Your doctor diagnoses hair loss by observing your symptoms and by performing a physical examination. Medical history is gathered, which includes medications taken, diet, any hair care products used, and exploring any family history of hair loss.

To confirm the diagnosis your doctor may conduct the following:

  • Gently pulling on your hair to find out how many hairs come out
  • Blood tests to check for vitamin and mineral levels such as iron and zinc
  • Blood tests to assess hormone levels
  • Examination of the scalp under a microscope
  • A scalp biopsy to examine a very small piece of tissue

What are the Treatment Options for Hair Loss in Men?

Treatment depends on the cause of hair loss. Some options are as follows:

  • For stress-related hair loss or loss due to hormonal changes, usually, no treatment is recommended as hair loss stops after a period of time.
  • For nutritional deficiencies, supplements are prescribed.
  • Hair transplant surgery is another option for treating hair loss. Hair transplantation is a surgical technique employed to restore hair to areas with hair loss. This is achieved by transplanting hairs from hair-rich areas to areas of no hair or thin hair. The common hair transplantation techniques include FUT, or a follicular unit transplant, and FUE, follicular unit extraction.
  • Platelet-rich plasma (PRP) therapy is another option to treat hair loss. Growth factors in the plasma stimulate the hair follicles to help promote hair growth. PRP therapy may not be recommended if you are on blood-thinners or if you have a medical condition such as thyroid disease, lupus, hepatitis, or skin cancer.
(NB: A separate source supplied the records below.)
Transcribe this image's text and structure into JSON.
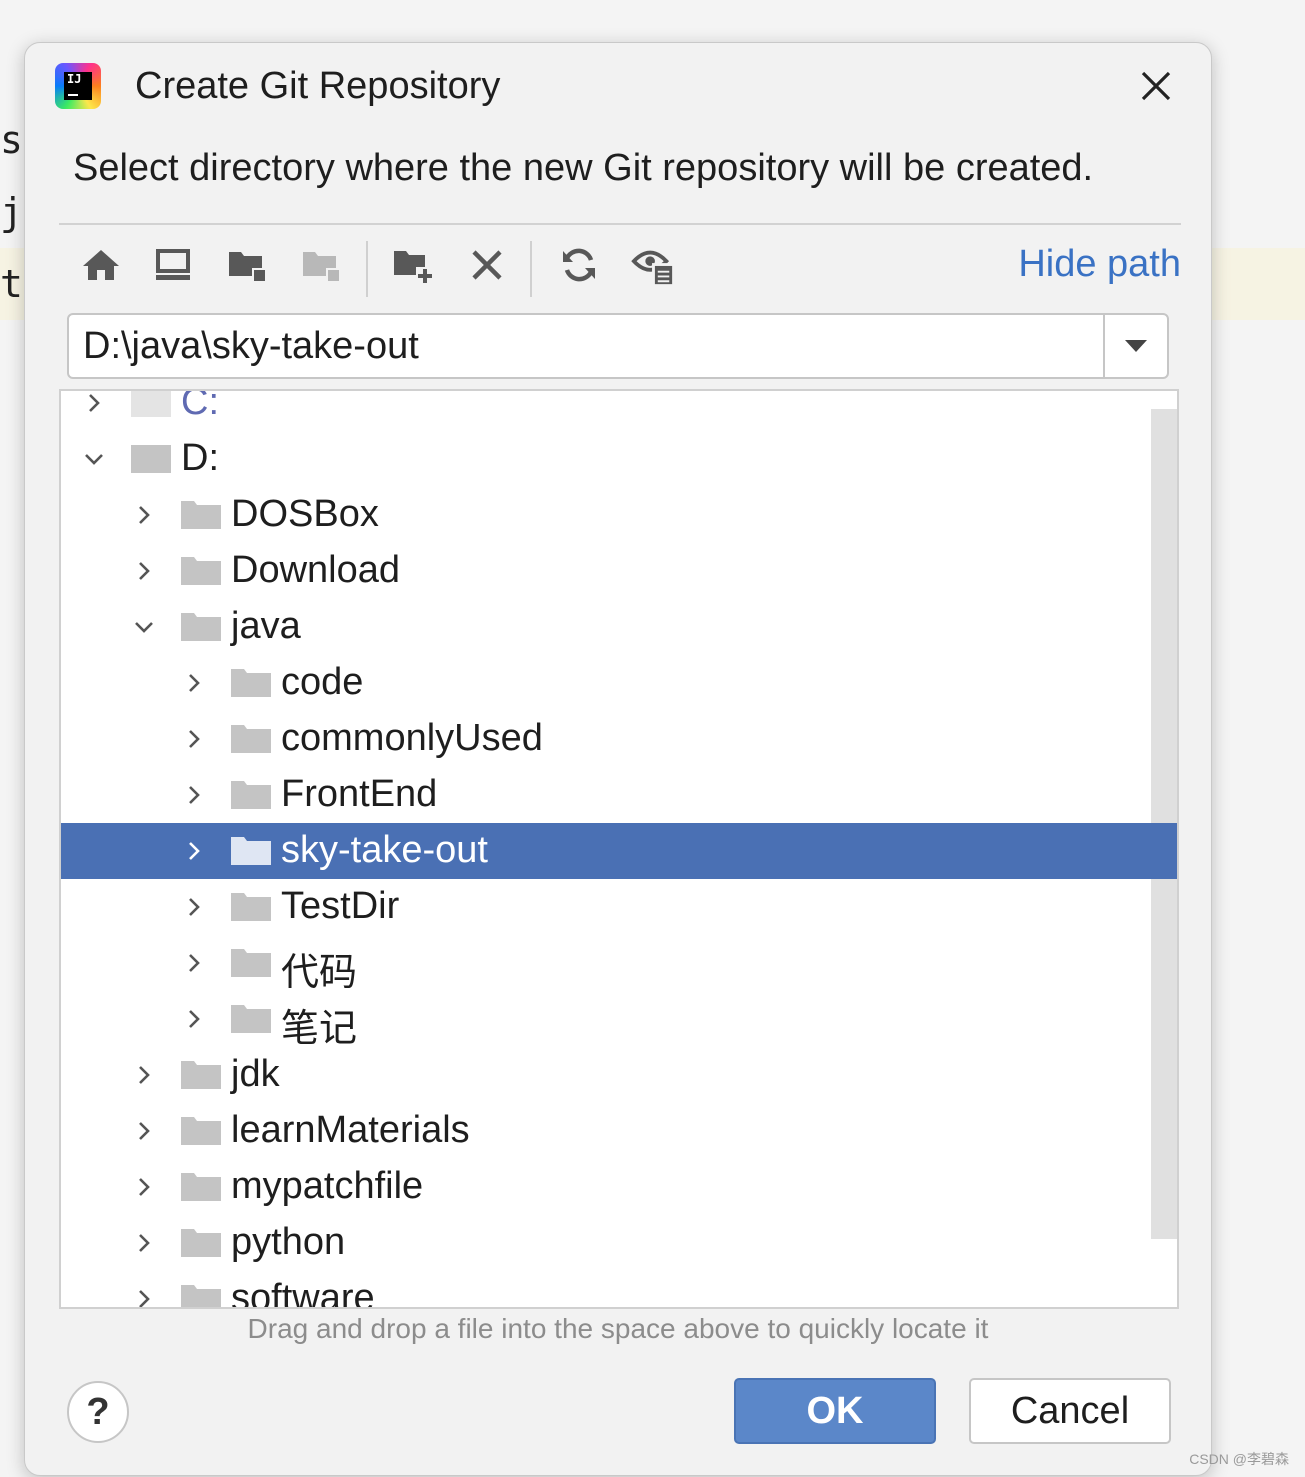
{
  "background": {
    "fragments": [
      "s",
      "j",
      "t"
    ]
  },
  "dialog": {
    "title": "Create Git Repository",
    "description": "Select directory where the new Git repository will be created.",
    "hide_path_label": "Hide path",
    "path_value": "D:\\java\\sky-take-out",
    "toolbar_icons": [
      "home-icon",
      "desktop-icon",
      "project-folder-icon",
      "module-folder-icon",
      "new-folder-icon",
      "delete-icon",
      "refresh-icon",
      "show-hidden-icon"
    ],
    "tree": [
      {
        "label": "C:",
        "level": 0,
        "expanded": false,
        "selected": false
      },
      {
        "label": "D:",
        "level": 0,
        "expanded": true,
        "selected": false
      },
      {
        "label": "DOSBox",
        "level": 1,
        "expanded": false,
        "selected": false
      },
      {
        "label": "Download",
        "level": 1,
        "expanded": false,
        "selected": false
      },
      {
        "label": "java",
        "level": 1,
        "expanded": true,
        "selected": false
      },
      {
        "label": "code",
        "level": 2,
        "expanded": false,
        "selected": false
      },
      {
        "label": "commonlyUsed",
        "level": 2,
        "expanded": false,
        "selected": false
      },
      {
        "label": "FrontEnd",
        "level": 2,
        "expanded": false,
        "selected": false
      },
      {
        "label": "sky-take-out",
        "level": 2,
        "expanded": false,
        "selected": true
      },
      {
        "label": "TestDir",
        "level": 2,
        "expanded": false,
        "selected": false
      },
      {
        "label": "代码",
        "level": 2,
        "expanded": false,
        "selected": false
      },
      {
        "label": "笔记",
        "level": 2,
        "expanded": false,
        "selected": false
      },
      {
        "label": "jdk",
        "level": 1,
        "expanded": false,
        "selected": false
      },
      {
        "label": "learnMaterials",
        "level": 1,
        "expanded": false,
        "selected": false
      },
      {
        "label": "mypatchfile",
        "level": 1,
        "expanded": false,
        "selected": false
      },
      {
        "label": "python",
        "level": 1,
        "expanded": false,
        "selected": false
      },
      {
        "label": "software",
        "level": 1,
        "expanded": false,
        "selected": false
      }
    ],
    "drop_hint": "Drag and drop a file into the space above to quickly locate it",
    "help_label": "?",
    "ok_label": "OK",
    "cancel_label": "Cancel"
  },
  "watermark": "CSDN @李碧森",
  "colors": {
    "selection": "#4a70b4",
    "link": "#3a72c4",
    "ok_button": "#5b87c9",
    "folder": "#c4c4c4"
  }
}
How is Hair Loss in Men Prevented?

Prevention is not possible in cases of male pattern baldness. Strategies that can help with preventable types of hair loss in men include eating a balanced diet and reducing stress. Smoking may also be a factor and should be avoided.